further comments""If only, my friend," reserved Penelope exclaimed, "everything you say would come to pass!" (p 400)
My reading of The Odyssey of Homer is continuing and with more than two-thirds of the poem completed we are in the home stretch. Last Sunday we discussed Book Nineteen which is titled "Penelope and Her Guest" by Robert Fagles in his recent translation, but more appropriately, I think, "Recognitions and a Dream" by Robert Fitzgerald in his classic translation from 1961. I say that because the book climaxes with first, Odysseus' old nurse's recognition of the scar he received during a a hunt for wild boars as a youth. The story is told of the great hunt, the boy Odysseus with his Father and Uncles - sons of Grandfather Autolycus who had named Odysseus (the Son of Pain), where Odysseus rashly runs ahead and is gouged by the Boar leaving the tell-tale scar. The incident reminds one of Faulkner's great story, The Bear, which narrates a similar rite of passage.

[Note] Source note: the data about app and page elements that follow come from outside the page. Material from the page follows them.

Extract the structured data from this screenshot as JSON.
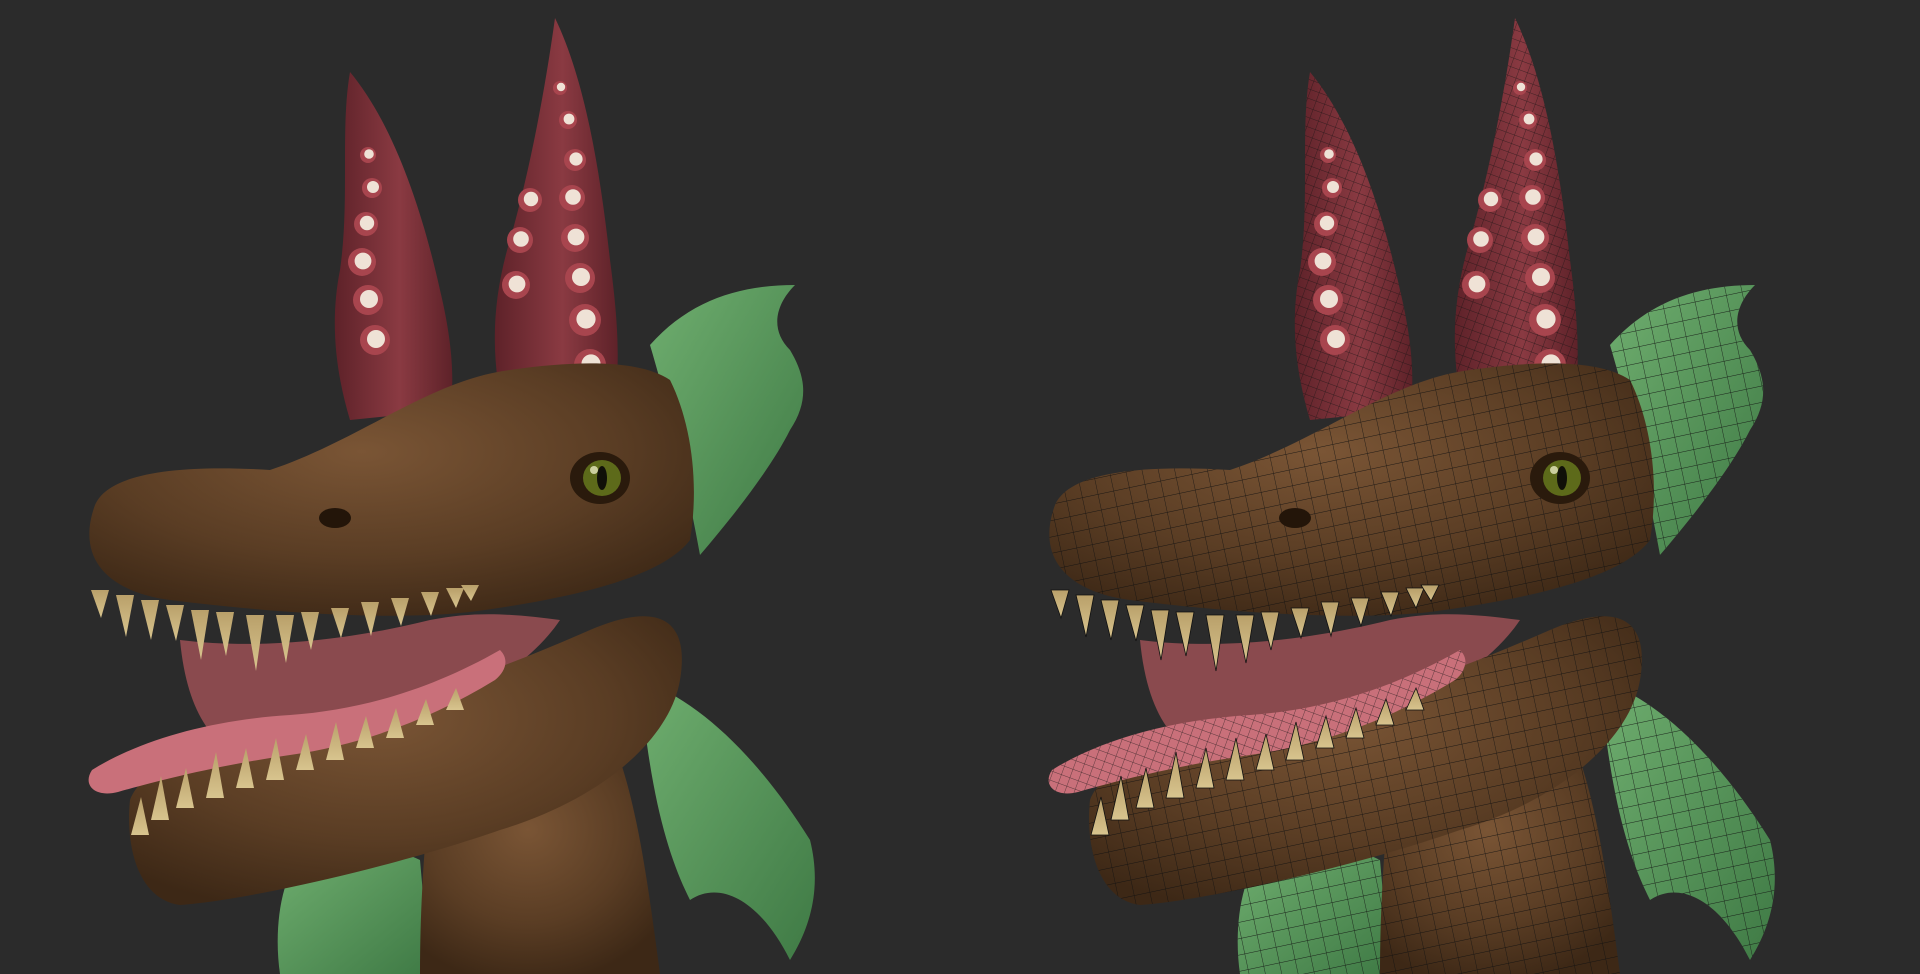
{
  "scene": {
    "background": "#2b2b2b",
    "views": [
      {
        "id": "shaded",
        "label": ""
      },
      {
        "id": "wireframe",
        "label": ""
      }
    ]
  },
  "colors": {
    "skin": "#5a3d24",
    "skin_dark": "#3d2816",
    "skin_light": "#7a5535",
    "horn": "#8a3a42",
    "horn_dark": "#5e2229",
    "sucker_rim": "#a8454e",
    "sucker_center": "#efe2d6",
    "fin": "#3f7a45",
    "fin_light": "#6fae6f",
    "tooth": "#d8c48e",
    "tongue": "#c9707a",
    "mouth": "#8a4a4e",
    "eye": "#5d6a1a",
    "wire": "#111111"
  }
}
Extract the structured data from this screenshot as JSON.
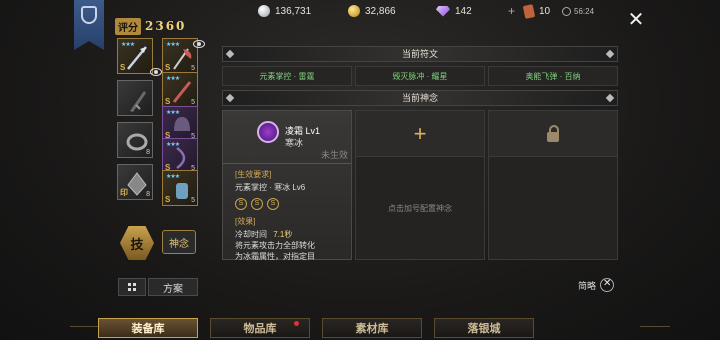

Second, we have Penelope, with the beggar (Odysseus still disguised and protected by Athena), sharing her dream about the Eagle and the geese. The geese, representing the suitors, of course, and the Eagle, well we know the story. Yet, with all the dreaming and confrontations and discussion Penelope has doubt and cannot see the beggar as her long lost husband Odysseus. So she proposes a contest for the suitors to decide on which she will accept and hesitates at the insistence of the beggar that Odysseus will still return in time. The book ends with Penelope in pain seeing the solace of sleep:
the queen went up to her lofty well-lit room
and not alone: her women followed close behind.
Penelope, once they reached the upper story,
fell to weeping for Odysseus, her beloved husband,
till watchful Athena sealed her eyes with welcome sleep.(p 408)
The Odyssey by Homer. Robert Fagles, trans. Viking Penguin, New York. 1996